Bradley senior advisor Mike Krause was quoted in MarketWatch about President Biden’s free community college plan. In September, House Democrats outlined a plan as part of a suite of proposed Build Back Better initiatives that would make two years of community college free through a federal-state partnership. However, the initiative was left out of the final bill.
Critics of the current financial aid system say the system is an obstacle to students, particularly low-income students or those from families with little experience with the college process and getting through school.
Krause said financial aid packages are “inherently esoteric.”
Krause, the former executive director of the Tennessee Higher Education Commission and founding executive director of the Tennessee Promise program, said it’s often a combination of already existing financial aid, including Pell Grants, that allows students in Tennessee to attend community college for free. But it was the label of free college that pushed students toward attending and accessing that funding.
“There’s no question we entered in knowing that nothing sells like free,” he said. “What free college got Tennessee that I thought it might have been able to do nationwide is to radically alter the messaging and make it clear to folks that college is within reach.”
Krause said the framing was important to the success of the Tennessee Promise in another way too. The catalyst for the program was realizing that more residents would need training and education in order to meet Tennessee’s future workforce needs.
“It really wasn’t about any inward facing higher education challenges although higher education is unquestionably the pathway to address economic development issues,” Krause said.

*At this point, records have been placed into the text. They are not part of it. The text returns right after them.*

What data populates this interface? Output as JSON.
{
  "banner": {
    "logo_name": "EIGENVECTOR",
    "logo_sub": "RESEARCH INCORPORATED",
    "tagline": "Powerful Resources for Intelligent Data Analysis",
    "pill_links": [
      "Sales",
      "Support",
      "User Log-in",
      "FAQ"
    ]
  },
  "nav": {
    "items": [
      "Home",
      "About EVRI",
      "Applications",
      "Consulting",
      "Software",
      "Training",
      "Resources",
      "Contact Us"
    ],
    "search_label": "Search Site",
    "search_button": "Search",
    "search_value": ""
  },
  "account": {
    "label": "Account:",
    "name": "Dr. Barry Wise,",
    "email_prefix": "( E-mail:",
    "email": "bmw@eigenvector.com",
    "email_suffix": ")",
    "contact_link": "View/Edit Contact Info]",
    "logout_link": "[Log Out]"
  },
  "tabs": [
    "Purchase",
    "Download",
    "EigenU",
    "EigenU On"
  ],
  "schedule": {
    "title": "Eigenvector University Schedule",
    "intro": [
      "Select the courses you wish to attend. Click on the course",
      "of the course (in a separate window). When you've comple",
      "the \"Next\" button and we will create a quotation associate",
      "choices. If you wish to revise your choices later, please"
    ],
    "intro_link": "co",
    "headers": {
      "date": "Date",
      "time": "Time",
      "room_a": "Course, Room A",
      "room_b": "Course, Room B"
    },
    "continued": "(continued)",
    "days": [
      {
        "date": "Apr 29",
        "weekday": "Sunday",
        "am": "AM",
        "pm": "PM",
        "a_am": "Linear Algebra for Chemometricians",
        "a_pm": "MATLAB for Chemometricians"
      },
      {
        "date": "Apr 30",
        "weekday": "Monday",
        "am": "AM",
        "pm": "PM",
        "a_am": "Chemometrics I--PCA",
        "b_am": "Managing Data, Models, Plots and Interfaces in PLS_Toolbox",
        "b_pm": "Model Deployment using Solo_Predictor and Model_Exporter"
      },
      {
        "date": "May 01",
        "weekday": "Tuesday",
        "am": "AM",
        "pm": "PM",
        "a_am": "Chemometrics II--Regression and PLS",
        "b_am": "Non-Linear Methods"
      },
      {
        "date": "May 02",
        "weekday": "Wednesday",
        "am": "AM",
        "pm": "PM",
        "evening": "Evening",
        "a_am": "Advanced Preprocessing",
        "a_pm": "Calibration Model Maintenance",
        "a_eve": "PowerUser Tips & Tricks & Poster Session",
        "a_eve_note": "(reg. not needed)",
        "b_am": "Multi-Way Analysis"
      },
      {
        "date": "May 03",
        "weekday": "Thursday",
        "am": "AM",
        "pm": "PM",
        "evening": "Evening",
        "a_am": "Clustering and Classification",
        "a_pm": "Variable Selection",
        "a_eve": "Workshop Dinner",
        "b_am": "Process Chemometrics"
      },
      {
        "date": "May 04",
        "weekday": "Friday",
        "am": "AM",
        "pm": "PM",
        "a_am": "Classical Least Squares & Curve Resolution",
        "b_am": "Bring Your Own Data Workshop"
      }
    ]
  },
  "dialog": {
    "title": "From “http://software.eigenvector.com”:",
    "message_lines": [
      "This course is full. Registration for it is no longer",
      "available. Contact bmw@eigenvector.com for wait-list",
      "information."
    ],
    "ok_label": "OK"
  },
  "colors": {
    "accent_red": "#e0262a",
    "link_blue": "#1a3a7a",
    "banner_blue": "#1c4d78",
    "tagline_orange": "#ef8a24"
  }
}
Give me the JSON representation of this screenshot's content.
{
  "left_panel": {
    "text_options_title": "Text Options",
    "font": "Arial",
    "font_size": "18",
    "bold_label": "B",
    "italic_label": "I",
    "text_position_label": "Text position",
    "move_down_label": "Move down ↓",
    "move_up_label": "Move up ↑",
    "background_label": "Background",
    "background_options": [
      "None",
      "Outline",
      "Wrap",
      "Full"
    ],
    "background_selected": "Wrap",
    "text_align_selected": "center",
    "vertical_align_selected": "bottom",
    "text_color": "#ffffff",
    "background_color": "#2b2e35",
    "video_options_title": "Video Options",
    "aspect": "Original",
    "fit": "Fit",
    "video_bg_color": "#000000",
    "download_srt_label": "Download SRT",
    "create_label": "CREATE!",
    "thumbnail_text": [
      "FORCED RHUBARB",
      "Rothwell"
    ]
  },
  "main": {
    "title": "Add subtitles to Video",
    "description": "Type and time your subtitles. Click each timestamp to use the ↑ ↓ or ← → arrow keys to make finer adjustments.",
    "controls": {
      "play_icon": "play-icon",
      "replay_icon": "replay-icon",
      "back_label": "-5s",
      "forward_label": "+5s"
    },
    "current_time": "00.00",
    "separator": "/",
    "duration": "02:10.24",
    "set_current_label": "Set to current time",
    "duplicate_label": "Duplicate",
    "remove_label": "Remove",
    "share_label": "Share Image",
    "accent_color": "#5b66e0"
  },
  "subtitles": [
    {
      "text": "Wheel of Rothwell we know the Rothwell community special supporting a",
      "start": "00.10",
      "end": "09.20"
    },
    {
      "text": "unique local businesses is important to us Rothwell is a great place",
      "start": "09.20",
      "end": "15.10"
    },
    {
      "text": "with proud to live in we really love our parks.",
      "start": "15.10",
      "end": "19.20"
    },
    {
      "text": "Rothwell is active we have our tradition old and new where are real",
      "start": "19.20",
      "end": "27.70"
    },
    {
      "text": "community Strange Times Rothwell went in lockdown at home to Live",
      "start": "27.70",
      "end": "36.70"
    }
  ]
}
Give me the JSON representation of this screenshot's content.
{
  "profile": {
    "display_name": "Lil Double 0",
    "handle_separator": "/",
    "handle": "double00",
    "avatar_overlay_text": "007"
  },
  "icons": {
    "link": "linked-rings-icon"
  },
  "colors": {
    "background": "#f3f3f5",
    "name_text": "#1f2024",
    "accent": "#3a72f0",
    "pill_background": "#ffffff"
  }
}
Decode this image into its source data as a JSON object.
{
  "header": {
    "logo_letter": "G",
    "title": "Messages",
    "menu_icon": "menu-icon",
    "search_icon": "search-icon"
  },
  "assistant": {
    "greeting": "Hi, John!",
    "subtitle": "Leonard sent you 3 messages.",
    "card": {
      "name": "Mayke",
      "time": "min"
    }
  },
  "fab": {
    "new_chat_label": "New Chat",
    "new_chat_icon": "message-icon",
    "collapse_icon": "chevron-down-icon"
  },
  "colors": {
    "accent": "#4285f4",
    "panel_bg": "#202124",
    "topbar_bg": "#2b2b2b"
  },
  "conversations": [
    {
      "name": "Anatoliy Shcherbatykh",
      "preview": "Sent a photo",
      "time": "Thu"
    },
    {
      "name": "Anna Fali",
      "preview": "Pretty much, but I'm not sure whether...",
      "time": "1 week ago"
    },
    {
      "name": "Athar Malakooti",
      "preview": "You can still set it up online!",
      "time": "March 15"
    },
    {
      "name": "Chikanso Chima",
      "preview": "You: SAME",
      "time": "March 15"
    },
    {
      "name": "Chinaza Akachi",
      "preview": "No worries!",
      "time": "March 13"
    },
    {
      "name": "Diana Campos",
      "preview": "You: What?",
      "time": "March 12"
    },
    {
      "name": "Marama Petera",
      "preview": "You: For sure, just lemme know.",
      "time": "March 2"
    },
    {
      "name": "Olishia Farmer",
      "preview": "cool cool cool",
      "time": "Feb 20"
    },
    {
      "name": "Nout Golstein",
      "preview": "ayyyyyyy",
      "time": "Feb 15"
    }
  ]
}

The original article, “Politics killed national free community college – for now, but advocates vow to ‘keep going’ as momentum continues in states,” was published in MarketWatch on November 6, 2021.